About collisions, not so easy… height field might work tho, it should be possible to update it in real time.

Triangle mesh might be way too slow to update in real time.

I hate to admit it, but brute force on all fronts (at the moment). The meshes in the distance are just as detailed as the ones up close so the poly count gets absurdly high with a long view distance. This is only manageable on my machine because of the 780 Ti I’m running. I am using reusable buffers to transfer the data to the GPU to reduce garbage production though. Very happy to see that Xenko lets me do that :smiley:

However, I am working on a level of detail system to combat this. The voxels are generated in an octree data-structure and can be sampled at any depth to get a more or less precise representation of the environment. Sample at the leafs and you get what you see now. Sample closer to the root and the surfaces will be larger and fewer, reducing the poly count.

I have the octree portion already completed and am working on updating the contouring (the mesh building) to be able to run on it. A non-uniform tree structure is a bit more tricky than a uniform grid :cold_sweat:

Height field collision won’t be enough I think. The system generates overhangs and caves so more than a height map is required. Video here if you’re interested;

As for triangle mesh; if collision detection against them using primitive shapes is fast enough for real time then that’s all I need. The environment meshes won’t be moving and I’ll likely not be colliding convex hulls against them, only primitive shapes. My system can handle reconstructing/updating the meshes in real time when the players edit the voxels. It already does essentially that for creating the graphical meshes.

Not really, triangle mesh won’t help at all, every time the players add a new voxel/cube/whatever it will need an update, and there is no easy way to do that fast.

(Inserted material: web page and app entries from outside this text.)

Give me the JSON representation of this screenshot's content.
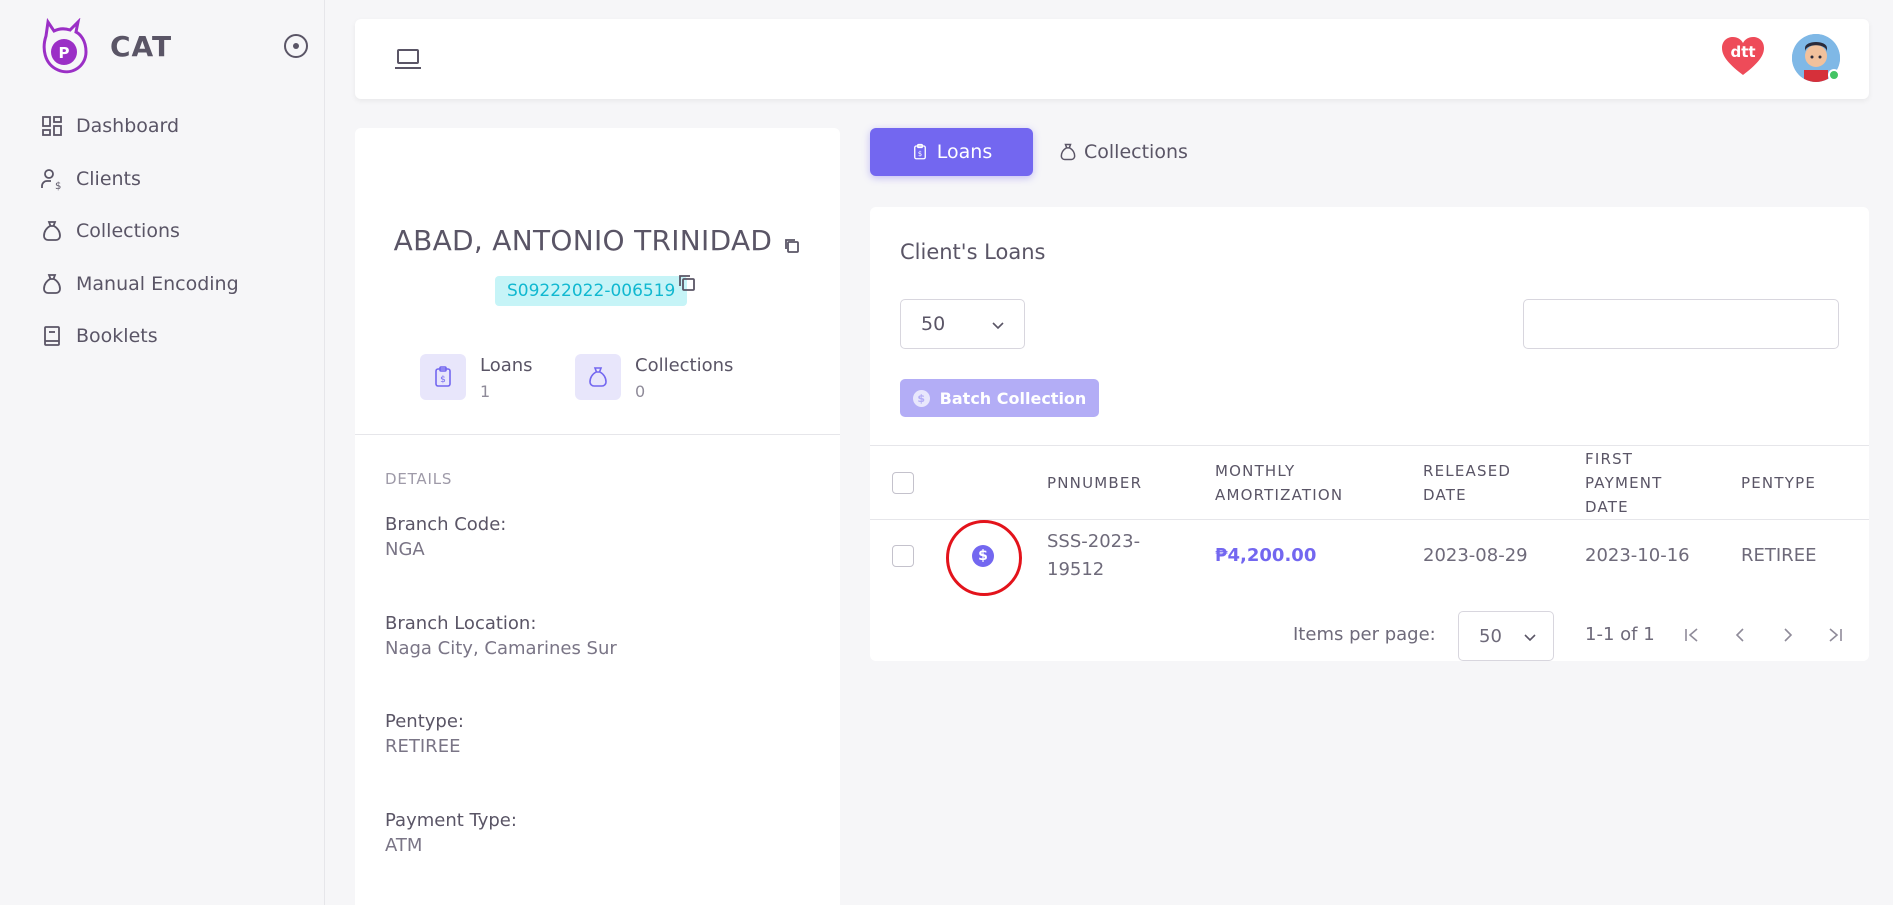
{
  "app": {
    "name": "CAT"
  },
  "sidebar": {
    "items": [
      {
        "label": "Dashboard",
        "icon": "dashboard-icon"
      },
      {
        "label": "Clients",
        "icon": "clients-icon"
      },
      {
        "label": "Collections",
        "icon": "collections-bag-icon"
      },
      {
        "label": "Manual Encoding",
        "icon": "manual-encoding-bag-icon"
      },
      {
        "label": "Booklets",
        "icon": "booklet-icon"
      }
    ]
  },
  "header": {
    "brand_logo_text": "dtt"
  },
  "client": {
    "name": "ABAD, ANTONIO TRINIDAD",
    "id": "S09222022-006519",
    "stats": [
      {
        "label": "Loans",
        "value": "1"
      },
      {
        "label": "Collections",
        "value": "0"
      }
    ],
    "details_heading": "DETAILS",
    "details": [
      {
        "label": "Branch Code:",
        "value": "NGA"
      },
      {
        "label": "Branch Location:",
        "value": "Naga City, Camarines Sur"
      },
      {
        "label": "Pentype:",
        "value": "RETIREE"
      },
      {
        "label": "Payment Type:",
        "value": "ATM"
      }
    ]
  },
  "tabs": {
    "loans": "Loans",
    "collections": "Collections"
  },
  "loans_card": {
    "title": "Client's Loans",
    "page_size": "50",
    "search": {
      "value": "",
      "placeholder": ""
    },
    "batch_button": "Batch Collection",
    "columns": {
      "pnnumber": "PNNUMBER",
      "monthly_1": "MONTHLY",
      "monthly_2": "AMORTIZATION",
      "released_1": "RELEASED",
      "released_2": "DATE",
      "first_1": "FIRST",
      "first_2": "PAYMENT",
      "first_3": "DATE",
      "pentype": "PENTYPE"
    },
    "rows": [
      {
        "pn_1": "SSS-2023-",
        "pn_2": "19512",
        "amount": "₱4,200.00",
        "released": "2023-08-29",
        "first_payment": "2023-10-16",
        "pentype": "RETIREE"
      }
    ],
    "footer": {
      "items_per_page_label": "Items per page:",
      "items_per_page": "50",
      "range": "1-1 of 1"
    }
  },
  "colors": {
    "primary": "#7367f0",
    "highlight_ring": "#e3131b",
    "id_badge_bg": "#c6f4f7"
  }
}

Any voxel game really goes the custom way for many things, be rendering, physics etc, that’s why most of commercial successful games you find of that style have been done from the beginning on a custom in house engine.

That said I think Xenko is extremely flexible in terms of customization compared to other engines around so it could be definitely used as foundation! With lots of love tho and will of improving and adapting the core components to the task.

Using the default physics engine as it is right now it’s going to be difficult… I’m going to examine the possibility to have custom collision detection classes plugged into the engine. Can’t promise anything tho :slight_smile: